For a movie that rips off a million older movies about to-the-death game shows set in totalitarian futures, the surprise of Catching Fire is that it’s so perfectly tailored to this particular time and place. Aimed at a generation of kids who are generally perceived as being entitled celebrity wannabes aspiring to their own reality shows, the hero of The Hunger Games is, essentially, a chick who’s really good at being famous. Like a modern celebrity, it hardly matters how or why she’s famous, only what she does with it.
While she has a sweet side braid and bow skills, and does spend significant portions of the film hopping around like Legolas and doing the usual sassy killer Joss Whedon chop-socky routine, what makes Katniss unique is that her main skill is being able to manipulate the media. She knows how to captivate the public by creating Bachelorette-style, is-it-real-or-is-it-for-the-cameras relationship drama, and effortlessly manufactures is-she-or-isn’t-she-pregnant tabloid headlines that grow her brand. Her most important sidekicks? Her sham TV boyfriend and her genius stylist. She’s a publicist’s dream.

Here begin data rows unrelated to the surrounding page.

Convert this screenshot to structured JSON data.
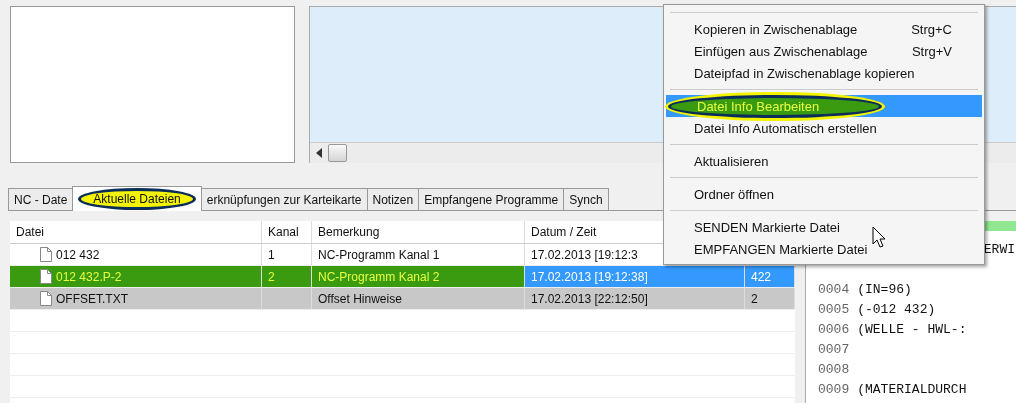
{
  "tabs": [
    {
      "label": "NC - Date",
      "selected": false,
      "annotated": false
    },
    {
      "label": "Aktuelle Dateien",
      "selected": true,
      "annotated": true
    },
    {
      "label": "erknüpfungen zur Karteikarte",
      "selected": false,
      "annotated": false
    },
    {
      "label": "Notizen",
      "selected": false,
      "annotated": false
    },
    {
      "label": "Empfangene Programme",
      "selected": false,
      "annotated": false
    },
    {
      "label": "Synch",
      "selected": false,
      "annotated": false
    }
  ],
  "table": {
    "columns": [
      "Datei",
      "Kanal",
      "Bemerkung",
      "Datum / Zeit"
    ],
    "rows": [
      {
        "file": "012 432",
        "kanal": "1",
        "bemerkung": "NC-Programm Kanal 1",
        "datum": "17.02.2013  [19:12:3",
        "selected": false,
        "marked": false,
        "annotated": false
      },
      {
        "file": "012 432.P-2",
        "kanal": "2",
        "bemerkung": "NC-Programm Kanal 2",
        "datum": "17.02.2013  [19:12:38]",
        "column_5": "422",
        "selected": true,
        "marked": false,
        "annotated": true
      },
      {
        "file": "OFFSET.TXT",
        "bemerkung": "Offset Hinweise",
        "datum": "17.02.2013  [22:12:50]",
        "column_5": "2",
        "selected": false,
        "marked": true,
        "annotated": false
      }
    ]
  },
  "code_lines": [
    {
      "kind": "partial",
      "text": "ERWI"
    },
    {
      "kind": "line",
      "number": "0004",
      "text": "(IN=96)"
    },
    {
      "kind": "line",
      "number": "0005",
      "text": "(-012 432)"
    },
    {
      "kind": "line",
      "number": "0006",
      "text": "(WELLE - HWL-:"
    },
    {
      "kind": "line",
      "number": "0007"
    },
    {
      "kind": "line",
      "number": "0008"
    },
    {
      "kind": "line",
      "number": "0009",
      "text": "(MATERIALDURCH"
    }
  ],
  "context_menu": [
    {
      "kind": "separator"
    },
    {
      "kind": "item",
      "label": "Kopieren in Zwischenablage",
      "shortcut": "Strg+C",
      "selected": false,
      "annotated": false
    },
    {
      "kind": "item",
      "label": "Einfügen aus Zwischenablage",
      "shortcut": "Strg+V",
      "selected": false,
      "annotated": false
    },
    {
      "kind": "item",
      "label": "Dateipfad in Zwischenablage kopieren",
      "selected": false,
      "annotated": false
    },
    {
      "kind": "separator"
    },
    {
      "kind": "item",
      "label": "Datei Info Bearbeiten",
      "selected": true,
      "annotated": true
    },
    {
      "kind": "item",
      "label": "Datei Info Automatisch erstellen",
      "selected": false,
      "annotated": false
    },
    {
      "kind": "separator"
    },
    {
      "kind": "item",
      "label": "Aktualisieren",
      "selected": false,
      "annotated": false
    },
    {
      "kind": "separator"
    },
    {
      "kind": "item",
      "label": "Ordner öffnen",
      "selected": false,
      "annotated": false
    },
    {
      "kind": "separator"
    },
    {
      "kind": "item",
      "label": "SENDEN Markierte Datei",
      "selected": false,
      "annotated": false
    },
    {
      "kind": "item",
      "label": "EMPFANGEN Markierte Datei",
      "selected": false,
      "annotated": false
    }
  ]
}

Has there ever been another hero’s journey story where one of the pivotal scenes involved creating a red carpet look? In the world of The Hunger Games, staged paparazzi events are a matter of life and death! She’s not here to make friends, she’s here to change the world! The whole thing is so perfectly Post-Empire that it probably gives Bret Easton Ellis a big boner. Katniss offers the promise of being able to triumph over evil just by making great reality TV. I can’t decide whether it’s evil, brilliant, or both.
First things first, the only reason we’re even able to discuss the world of Catching Fire in terms of what it all means is director Francis Lawrence, who actually made Catching Fire unblurry enough to see it, unlike Gary Ross’s work on the last one. Amazing the things you notice about a story when you’re not watching it unfold from the inside of a washing machine
The whole Hunger Games gang is back in Catching Fire – Cat Nips, Pita Bread, Heymitch Jablome, Lenny Kravitz’ Eyeliner, the Fop Lady – along with a few new faces, like Philip Seymour Hoffman, playing The Guy Who Forgot His Silly Costume, who replaces Futurebeard as Hunger Games’ lead game designer. Pour one out for Futurebeard, you guys. He may be gone, but I’ll never forget his sweet beard.
We catch up with Katniss back in District 12, after her star-making turn in last year’s Hunger Games. She’s a big star now, but she’s mostly gotten back to her old tricks, shooting turkeys in the forbidden zone and hanging with her boyfriend Gail. Somewhere, Pita Bread bakes a cake with her picture on it and cries.